Department of Psychiatry

Education Programs

Medical Student Education

On Becoming a Doctor: Human Behavior

Louise O'Donnell, PhD
Louise O'Donnell, Ph.D.,
Course Director
The Human Behavior Section of the course "On Becoming a Doctor" teaches first year medical students basic human psychology with an emphasis on the neurobiological substrates mediating interpersonal interactions, particularly as they relate to the doctor-patient relationship. Topics discussed include infant and child development, human sexuality, death and dying, and aging and functional decline among others. The course is comprised of lectures as well as small group activities that invite students to identify patient and personal thoughts, feelings and behaviors likely to affect the relationships they build with their patients.

Course Topics

  • The Brain, The Neuron and Behavior
  • Genes and Behavior
  • The Mind, The Group and Behavior
  • Infant, Child and Adolescent Development
  • Diversity in Medical Practice
  • Discrimination in Medical Practice
  • Family Systems
  • The Neurobiology of Attachment
  • Family Violence and Development Trauma
  • Neurobiology of Rage, Aggression, and Fear
  • Gangs

  • Mental Defense Mechanisms
  • Personality Types
  • Human Sexuality
  • Neurobiology of Sex
  • Chronic Disease, Stress and Behavior
  • Chronic Disease, Stress and Neurophysiology
  • Learning and Memory
  • Reward Systems and Conditioning
  • Aging and Functional Decline
  • Cognition and Functional Status
  • Death and Dying
  • Advanced Interviewing: Cognitive Assessment
  • Sleep

Mind, Brain, and Behavior

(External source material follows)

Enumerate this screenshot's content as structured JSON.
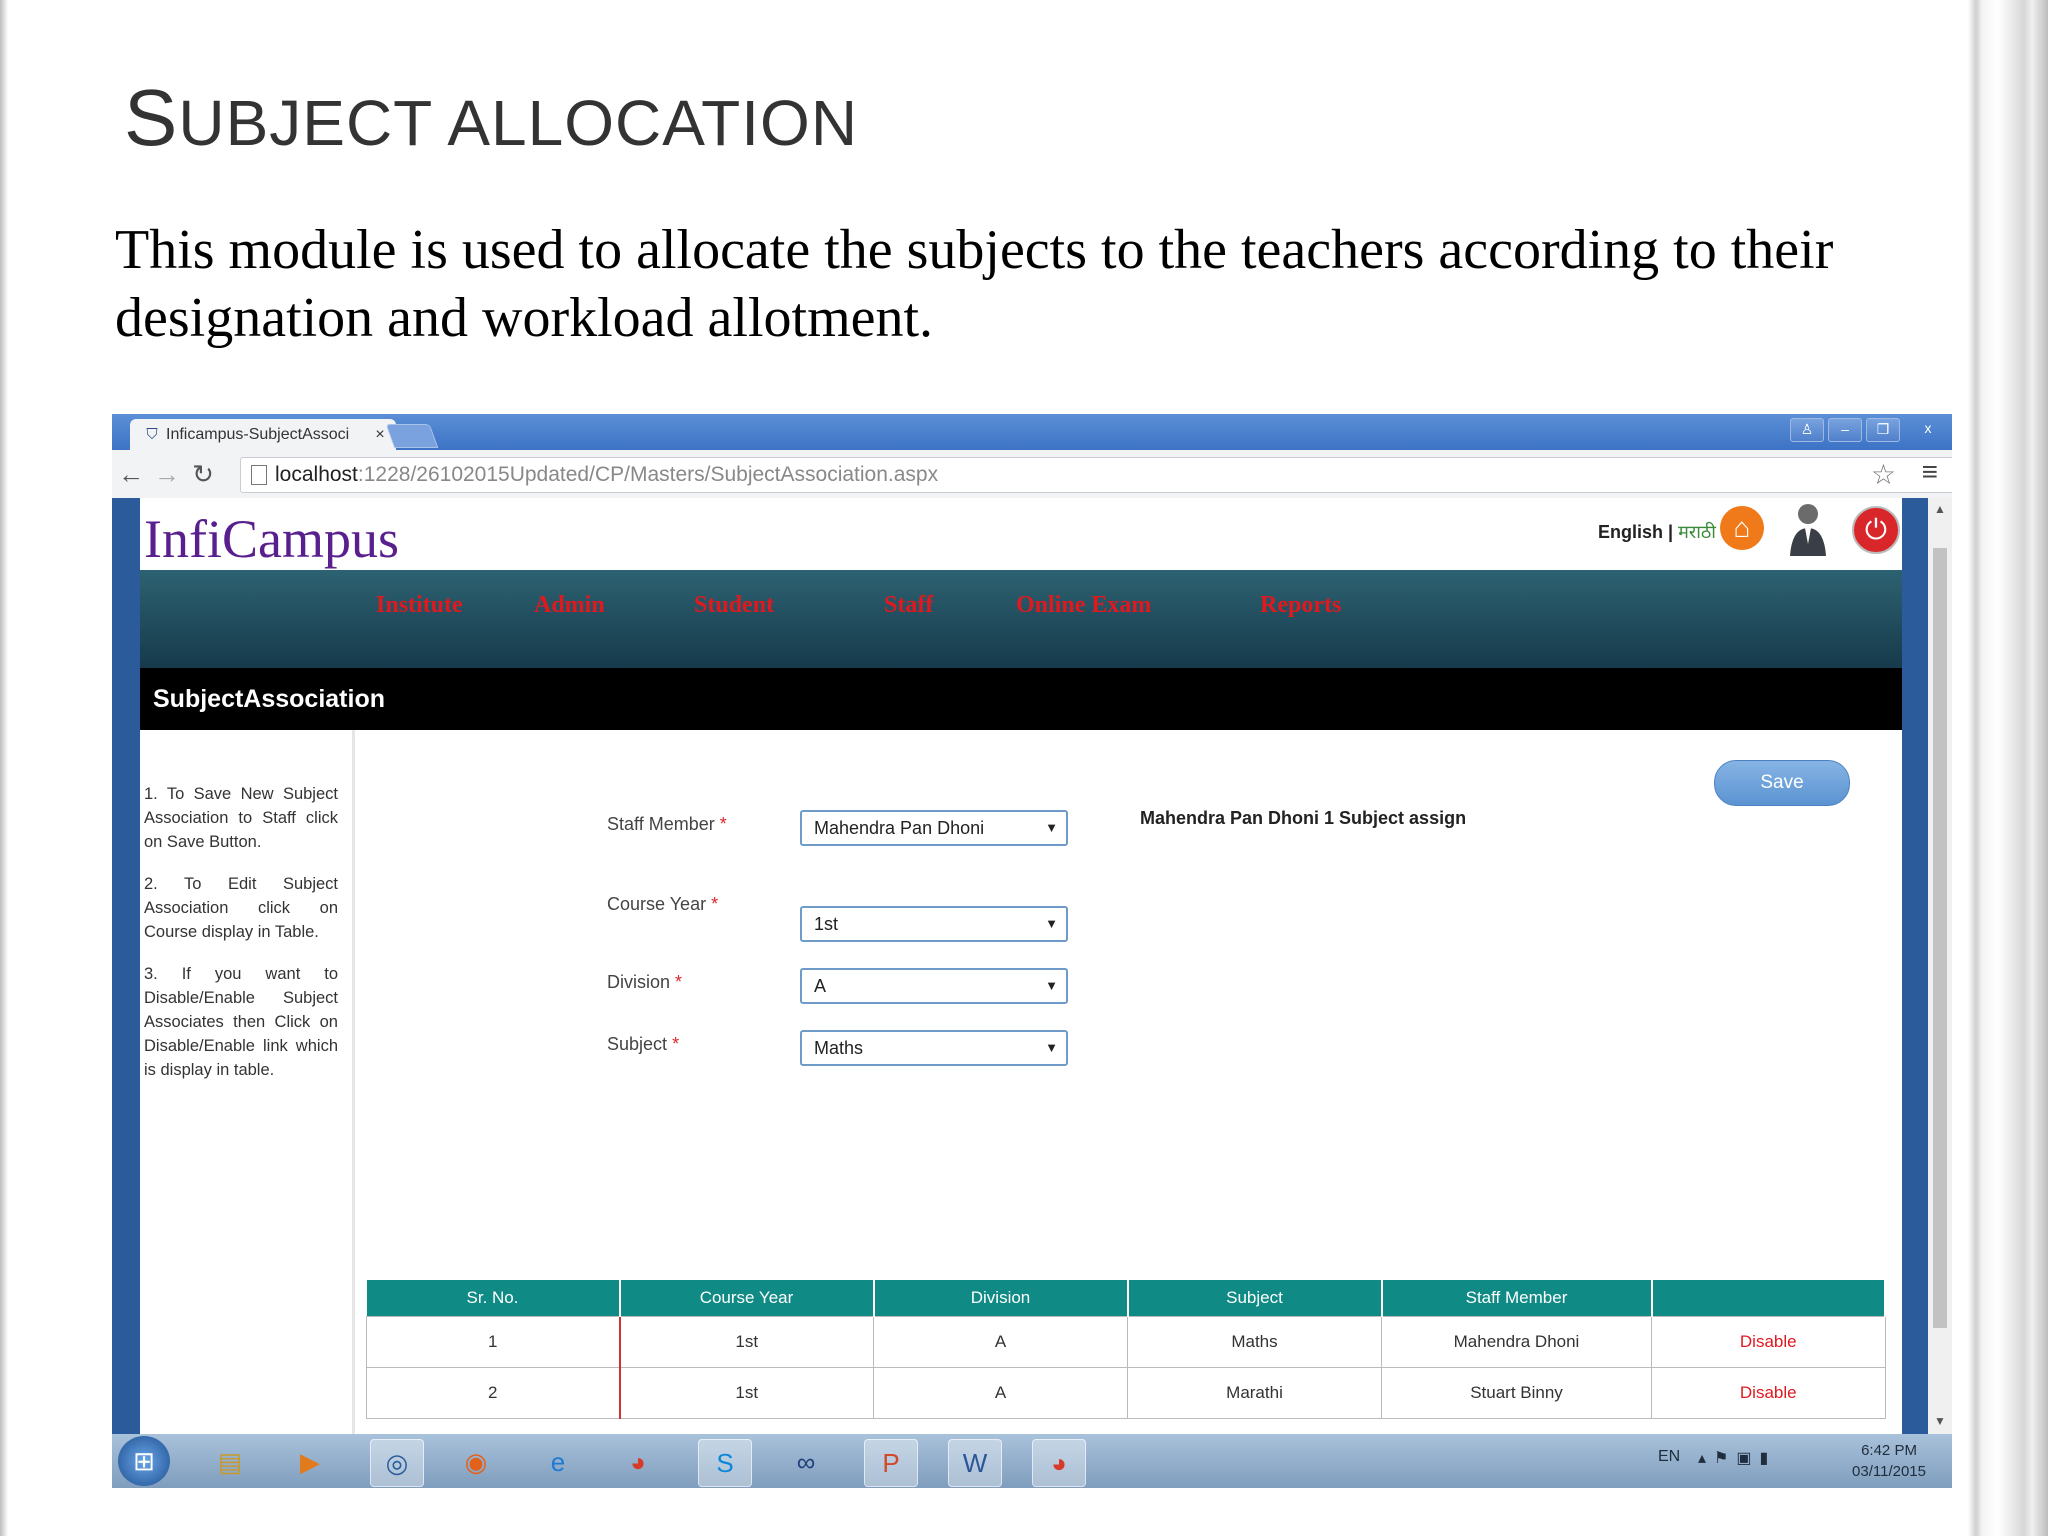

Mind, Brain, and Behavior is a nine week course for all second year medical students that combines psychopathology, neurology, and neuroanatomy into an integrated curriculum. Dr. Brenda Talley is a course Co-Director. Second year medical students are taught disease processes affecting the human mind and interviewing techniques to elicit psychiatric symptoms such as psychosis, suicidal ideation, and substance dependence. This course includes the clinical features and neurobiological mechanisms mediating psychiatric illnesses such as depression, schizophrenia, neurocognitive disorders, and anxiety. Clinical skill group activities emphasize psychiatric interviewing, mental status formulations, and differential diagnosis.

Psychiatry Clerkship

Every student rotates through the psychiatry clerkship for six weeks during their third year of medical school. Under the course direction of Dr. Brenda Talley, students learn how to actively diagnosis and treat patients with a spectrum of mental illnesses such as schizophrenia, major depressive disorder, and substance use. Specific skills learned include suicide risk assessment, mental status assessment, substance use assessment, depression screening, and psychosis evaluation. In addition to inpatient units and outpatient clinics, students take calls at the Veterans Hospital. Training sites for the psychiatry clerkship include:
  1. University Hospital
  2. South Texas Veterans' Health Care System
  3. UTHSCSA Transitional Care Clinic
  4. Rio Grande State Center (RAHC)
  5. Valley Baptist Hospital (RAHC)
  6. Tropical Texas MHMR (RAHC)
  7. San Antonio State Hospital
  8. Clarity Children’s Out-patient Services
Brenda Talley, M.D., Course Director, Psychopathology

Brenda J. Talley, M.D.

Course Director

Louise O'Donnell, PhD, Course Director, On Becoming a Doctor Jason E. Schillerstrom, MD, Course Director, Psychiatry Clerkship Brenda J. Talley, MD, Course Director, Psychopathology